(Exercise requirements)
Every line below that contains the word "JSON" must be copied.

************

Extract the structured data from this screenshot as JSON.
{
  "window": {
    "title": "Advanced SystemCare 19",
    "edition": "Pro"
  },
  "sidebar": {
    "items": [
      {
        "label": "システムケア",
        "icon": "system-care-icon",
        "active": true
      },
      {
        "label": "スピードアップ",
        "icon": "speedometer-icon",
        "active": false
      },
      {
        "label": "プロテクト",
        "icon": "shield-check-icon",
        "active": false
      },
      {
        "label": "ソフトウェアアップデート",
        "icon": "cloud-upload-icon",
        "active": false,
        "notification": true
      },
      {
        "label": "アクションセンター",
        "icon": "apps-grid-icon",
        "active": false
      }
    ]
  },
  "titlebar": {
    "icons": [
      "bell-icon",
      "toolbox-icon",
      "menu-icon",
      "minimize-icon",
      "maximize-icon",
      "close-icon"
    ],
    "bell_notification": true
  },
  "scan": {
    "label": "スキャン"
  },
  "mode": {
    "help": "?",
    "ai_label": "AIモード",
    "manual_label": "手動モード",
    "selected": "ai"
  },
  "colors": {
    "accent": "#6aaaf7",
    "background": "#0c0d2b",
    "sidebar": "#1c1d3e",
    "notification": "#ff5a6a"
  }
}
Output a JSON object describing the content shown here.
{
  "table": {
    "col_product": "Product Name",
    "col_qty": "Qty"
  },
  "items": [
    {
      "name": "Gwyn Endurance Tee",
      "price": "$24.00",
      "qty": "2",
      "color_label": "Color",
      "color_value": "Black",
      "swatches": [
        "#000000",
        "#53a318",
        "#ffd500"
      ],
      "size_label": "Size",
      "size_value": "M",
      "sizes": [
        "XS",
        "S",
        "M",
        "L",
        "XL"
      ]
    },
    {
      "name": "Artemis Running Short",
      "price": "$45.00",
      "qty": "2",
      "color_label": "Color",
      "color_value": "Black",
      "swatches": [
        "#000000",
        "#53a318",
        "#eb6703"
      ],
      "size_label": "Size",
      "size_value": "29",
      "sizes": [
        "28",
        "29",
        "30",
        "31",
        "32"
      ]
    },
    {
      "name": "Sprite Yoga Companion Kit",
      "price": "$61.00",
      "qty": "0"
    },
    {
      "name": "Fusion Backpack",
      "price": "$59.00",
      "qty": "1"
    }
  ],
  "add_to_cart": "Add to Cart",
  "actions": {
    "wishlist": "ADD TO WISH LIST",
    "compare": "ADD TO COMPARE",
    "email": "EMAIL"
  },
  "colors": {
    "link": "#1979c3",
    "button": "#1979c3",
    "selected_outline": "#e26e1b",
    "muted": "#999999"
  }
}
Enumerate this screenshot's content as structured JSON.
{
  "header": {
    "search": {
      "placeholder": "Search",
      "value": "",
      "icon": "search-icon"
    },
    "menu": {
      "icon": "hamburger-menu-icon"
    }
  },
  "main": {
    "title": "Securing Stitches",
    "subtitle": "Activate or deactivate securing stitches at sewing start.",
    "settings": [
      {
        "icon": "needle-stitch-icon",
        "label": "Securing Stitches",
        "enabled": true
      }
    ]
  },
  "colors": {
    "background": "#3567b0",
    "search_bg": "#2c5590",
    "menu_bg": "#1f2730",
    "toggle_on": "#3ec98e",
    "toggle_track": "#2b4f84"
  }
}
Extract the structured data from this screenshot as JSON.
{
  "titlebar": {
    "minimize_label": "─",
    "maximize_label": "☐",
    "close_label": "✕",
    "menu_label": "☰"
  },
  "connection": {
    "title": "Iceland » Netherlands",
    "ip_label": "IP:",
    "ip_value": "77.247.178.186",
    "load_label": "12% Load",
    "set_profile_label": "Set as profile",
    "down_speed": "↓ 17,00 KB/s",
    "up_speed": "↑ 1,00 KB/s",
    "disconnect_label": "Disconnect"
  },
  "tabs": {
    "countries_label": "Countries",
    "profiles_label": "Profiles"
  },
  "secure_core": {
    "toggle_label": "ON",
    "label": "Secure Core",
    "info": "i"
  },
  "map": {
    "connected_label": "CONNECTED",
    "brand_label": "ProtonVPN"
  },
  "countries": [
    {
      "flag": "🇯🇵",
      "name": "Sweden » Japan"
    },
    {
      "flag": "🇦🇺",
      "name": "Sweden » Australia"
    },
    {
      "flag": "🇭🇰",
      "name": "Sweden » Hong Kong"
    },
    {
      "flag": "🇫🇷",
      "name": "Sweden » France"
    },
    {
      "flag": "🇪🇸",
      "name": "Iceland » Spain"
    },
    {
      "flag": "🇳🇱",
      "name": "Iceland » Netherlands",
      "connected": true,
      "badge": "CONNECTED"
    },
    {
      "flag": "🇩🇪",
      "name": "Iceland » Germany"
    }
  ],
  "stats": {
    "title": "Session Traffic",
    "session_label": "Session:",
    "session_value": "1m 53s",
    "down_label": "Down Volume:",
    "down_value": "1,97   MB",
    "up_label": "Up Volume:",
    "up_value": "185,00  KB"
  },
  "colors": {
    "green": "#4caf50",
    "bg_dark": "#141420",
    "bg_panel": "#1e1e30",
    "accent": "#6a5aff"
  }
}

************

(Exercise answer)
Extract the structured data from this screenshot as JSON.
Output a JSON object describing the content shown here.
Enumerate this screenshot's content as structured JSON.
Extract the structured data from this screenshot as JSON.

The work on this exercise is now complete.